The truth of the matter was that Newtown was a bedroom community. Its residents were typically an exhausted set of far-commuting executives, pushing the outer envelope of possible commuting distance. They got home at 7:30 or 8:00 (if lucky) on week nights, and staggered off to bed. Life consisted essentially of Saturday and Sunday morning and afternoon. The cynical boosters and looters making up the town’s political leadership set could do anything they pleased. Nobody else had the energy to go out to weekday town meetings. Taxes went up 10-12% per year, good times or bad, and development just kept on rolling. Newtown had no retired old people. The taxes were too high. If you retired, you sold your house to the next commuter and moved to some low tax Sun belt location.
ABC News spun the story depicting Newtown as “an adorable little town,” the sort of place where psychological disorder and violence seem unthinkable. In reality, I expect for many Newtown is the scene of a characteristically desperate American struggle to retain some of the characteristic amenities of rural and small town life while making a decent living.
Places like Newtown are often high-pressure environments in which people live in something somewhat resembling the country, but with all the same anonymity and anomie characteristic of the big city. Residents commonly rapidly come and go. Most of us barely knew our neighbors. And nobody really had the time to develop a community social life.

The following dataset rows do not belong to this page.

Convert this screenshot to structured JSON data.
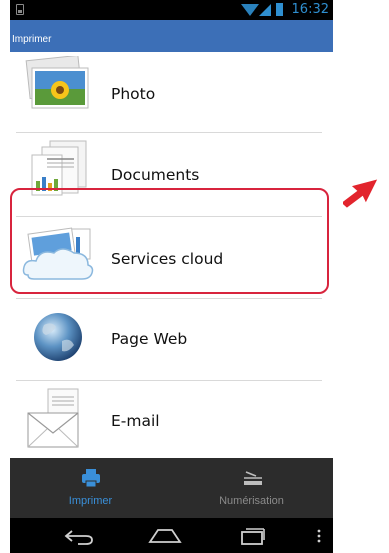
{
  "status_bar": {
    "time": "16:32"
  },
  "action_bar": {
    "title": "Imprimer"
  },
  "list": {
    "items": [
      {
        "label": "Photo",
        "icon": "photo-icon"
      },
      {
        "label": "Documents",
        "icon": "documents-icon"
      },
      {
        "label": "Services cloud",
        "icon": "cloud-services-icon"
      },
      {
        "label": "Page Web",
        "icon": "globe-icon"
      },
      {
        "label": "E-mail",
        "icon": "email-icon"
      }
    ]
  },
  "tabs": [
    {
      "label": "Imprimer",
      "icon": "printer-icon",
      "active": true
    },
    {
      "label": "Numérisation",
      "icon": "scanner-icon",
      "active": false
    }
  ],
  "colors": {
    "accent": "#3c6fb7",
    "highlight": "#d8243d",
    "status_text": "#2f8fd0",
    "active_tab": "#3a8fd8",
    "inactive_tab": "#8a8a8a"
  }
}
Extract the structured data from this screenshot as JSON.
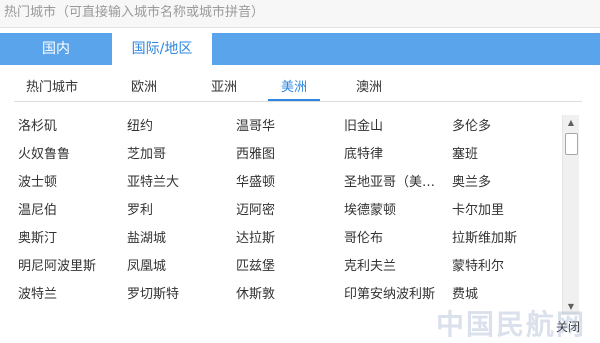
{
  "hint": "热门城市（可直接输入城市名称或城市拼音）",
  "main_tabs": [
    {
      "label": "国内",
      "active": false
    },
    {
      "label": "国际/地区",
      "active": true
    }
  ],
  "sub_tabs": [
    {
      "label": "热门城市",
      "active": false
    },
    {
      "label": "欧洲",
      "active": false
    },
    {
      "label": "亚洲",
      "active": false
    },
    {
      "label": "美洲",
      "active": true
    },
    {
      "label": "澳洲",
      "active": false
    }
  ],
  "cities": [
    [
      "洛杉矶",
      "纽约",
      "温哥华",
      "旧金山",
      "多伦多"
    ],
    [
      "火奴鲁鲁",
      "芝加哥",
      "西雅图",
      "底特律",
      "塞班"
    ],
    [
      "波士顿",
      "亚特兰大",
      "华盛顿",
      "圣地亚哥（美…",
      "奥兰多"
    ],
    [
      "温尼伯",
      "罗利",
      "迈阿密",
      "埃德蒙顿",
      "卡尔加里"
    ],
    [
      "奥斯汀",
      "盐湖城",
      "达拉斯",
      "哥伦布",
      "拉斯维加斯"
    ],
    [
      "明尼阿波里斯",
      "凤凰城",
      "匹兹堡",
      "克利夫兰",
      "蒙特利尔"
    ],
    [
      "波特兰",
      "罗切斯特",
      "休斯敦",
      "印第安纳波利斯",
      "费城"
    ]
  ],
  "close": "关闭",
  "watermark": "中国民航网"
}
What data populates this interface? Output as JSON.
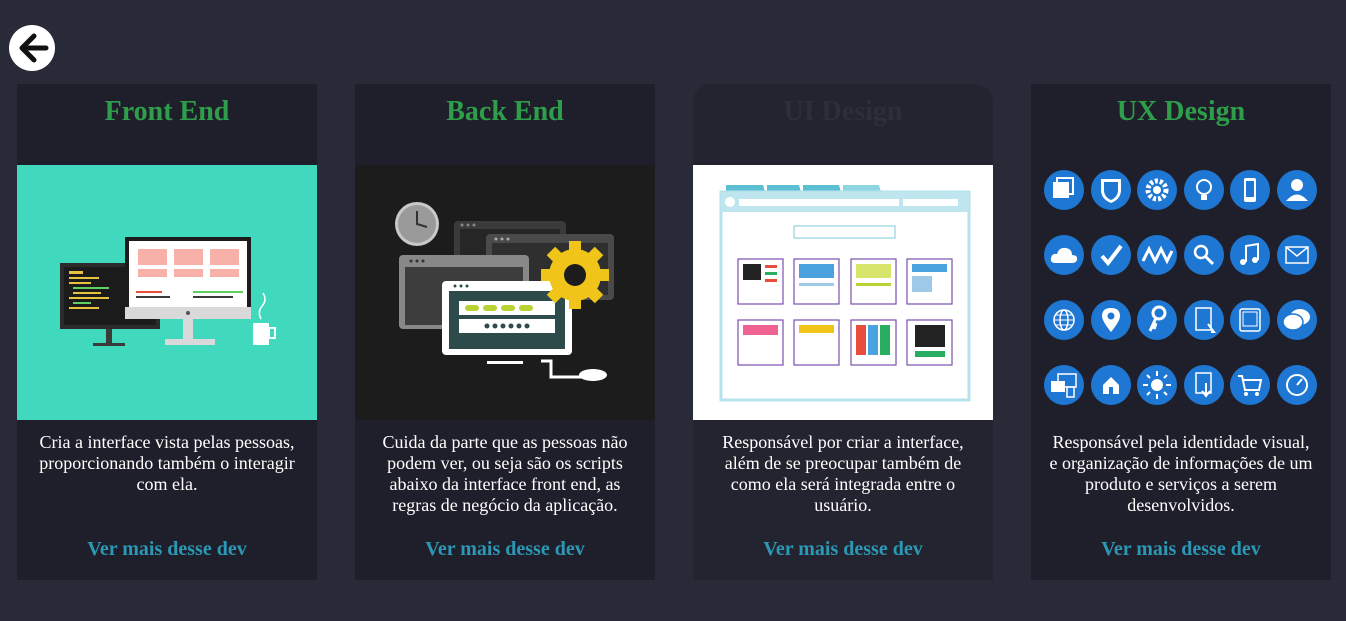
{
  "nav": {
    "back_icon": "arrow-left-icon"
  },
  "cards": [
    {
      "title": "Front End",
      "title_color": "#2e9e4a",
      "description": "Cria a interface vista pelas pessoas, proporcionando também o interagir com ela.",
      "link": "Ver mais desse dev",
      "image_bg": "#40d9bd"
    },
    {
      "title": "Back End",
      "title_color": "#2e9e4a",
      "description": "Cuida da parte que as pessoas não podem ver, ou seja são os scripts abaixo da interface front end, as regras de negócio da aplicação.",
      "link": "Ver mais desse dev",
      "image_bg": "#1c1c1c"
    },
    {
      "title": "UI Design",
      "title_color": "#2e2e38",
      "description": "Responsável por criar a interface, além de se preocupar também de como ela será integrada entre o usuário.",
      "link": "Ver mais desse dev",
      "image_bg": "#ffffff"
    },
    {
      "title": "UX Design",
      "title_color": "#2e9e4a",
      "description": "Responsável pela identidade visual, e organização de informações de um produto e serviços a serem desenvolvidos.",
      "link": "Ver mais desse dev",
      "image_bg": "#1f1f2b"
    }
  ],
  "ux_icons": [
    "windows-icon",
    "shield-icon",
    "gear-icon",
    "lightbulb-icon",
    "phone-icon",
    "user-icon",
    "cloud-icon",
    "check-icon",
    "chevron-logo-icon",
    "search-icon",
    "music-icon",
    "mail-icon",
    "globe-icon",
    "location-pin-icon",
    "key-icon",
    "tablet-touch-icon",
    "tablet-icon",
    "chat-icon",
    "devices-icon",
    "home-icon",
    "sun-icon",
    "download-icon",
    "cart-icon",
    "clock-icon"
  ],
  "colors": {
    "page_bg": "#282a38",
    "card_bg": "#1f1f2b",
    "title_green": "#2e9e4a",
    "link_teal": "#2b98b5",
    "ux_blue": "#1e77d3"
  }
}
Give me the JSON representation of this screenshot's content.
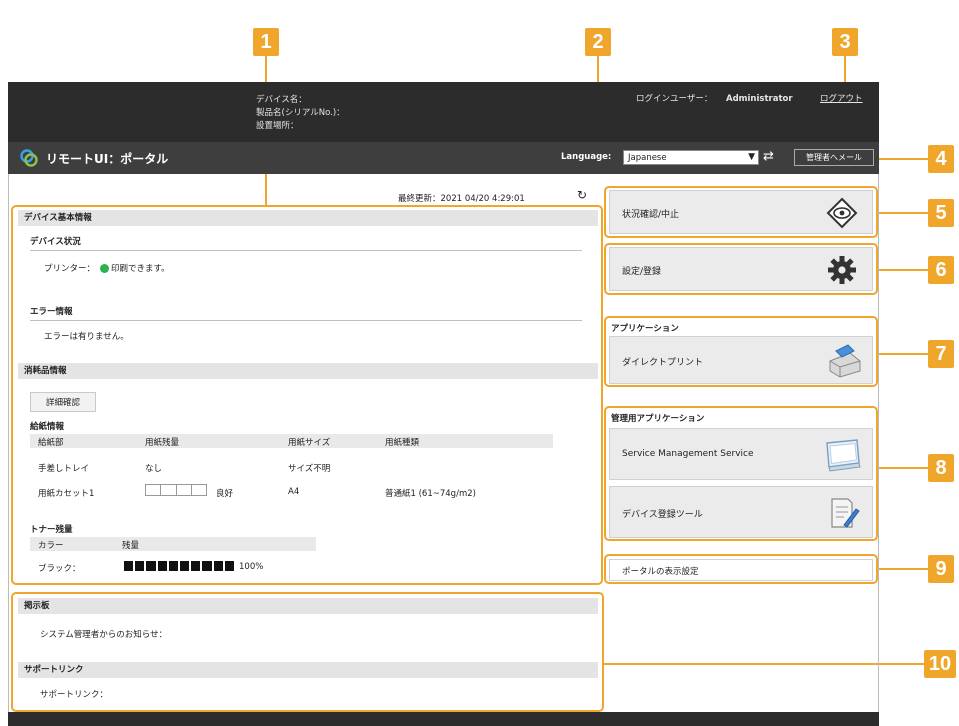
{
  "callouts": [
    "1",
    "2",
    "3",
    "4",
    "5",
    "6",
    "7",
    "8",
    "9",
    "10"
  ],
  "header": {
    "device_name": "デバイス名：",
    "product_name": "製品名(シリアルNo.)：",
    "location": "設置場所：",
    "login_user_label": "ログインユーザー：",
    "login_user": "Administrator",
    "logout": "ログアウト"
  },
  "titlebar": {
    "title": "リモートUI：ポータル",
    "language_label": "Language:",
    "language_value": "Japanese",
    "mail_button": "管理者へメール"
  },
  "main": {
    "last_updated": "最終更新：2021 04/20 4:29:01",
    "device_basic_info": "デバイス基本情報",
    "device_status": "デバイス状況",
    "printer_label": "プリンター：",
    "printer_status": "印刷できます。",
    "error_info": "エラー情報",
    "error_text": "エラーは有りません。",
    "consumables": "消耗品情報",
    "detail_button": "詳細確認",
    "paper_info": "給紙情報",
    "paper_headers": [
      "給紙部",
      "用紙残量",
      "用紙サイズ",
      "用紙種類"
    ],
    "paper_rows": [
      [
        "手差しトレイ",
        "なし",
        "サイズ不明",
        ""
      ],
      [
        "用紙カセット1",
        "良好",
        "A4",
        "普通紙1 (61~74g/m2)"
      ]
    ],
    "toner_title": "トナー残量",
    "toner_headers": [
      "カラー",
      "残量"
    ],
    "toner_color": "ブラック：",
    "toner_percent": "100%",
    "toner_level": 1.0
  },
  "board": {
    "title": "掲示板",
    "notice": "システム管理者からのお知らせ：",
    "support_title": "サポートリンク",
    "support_label": "サポートリンク："
  },
  "right": {
    "status_button": "状況確認/中止",
    "settings_button": "設定/登録",
    "apps_title": "アプリケーション",
    "direct_print": "ダイレクトプリント",
    "admin_apps_title": "管理用アプリケーション",
    "sms": "Service Management Service",
    "device_tool": "デバイス登録ツール",
    "portal_display": "ポータルの表示設定"
  },
  "colors": {
    "callout": "#f0a52b",
    "status_ok": "#2bb24c",
    "header": "#2c2c2c"
  }
}
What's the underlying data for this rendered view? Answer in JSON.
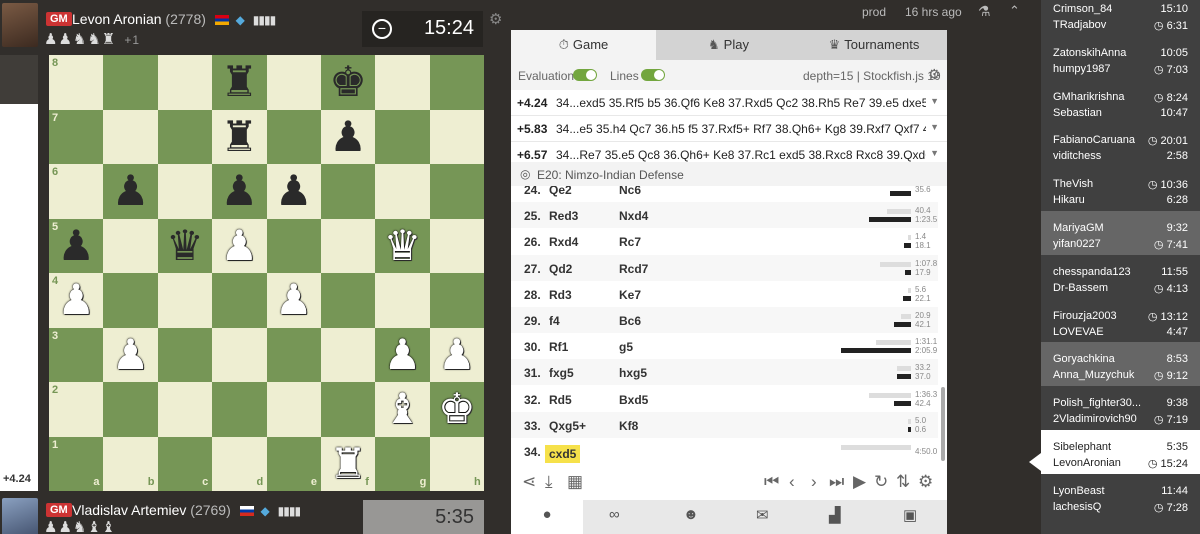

I expect places like Newtown are even less agreeable for children and teenagers. They can’t go anywhere without a car. There isn’t much of anything for them to do. And, the ethos of upper middle class competitiveness, materialism, and compulsory achievement broods over all. You obviously don’t hear about shooting massacres very often, but the usual vandalism expressing adolescent bitterness and resentment of adult authority can be seen everywhere.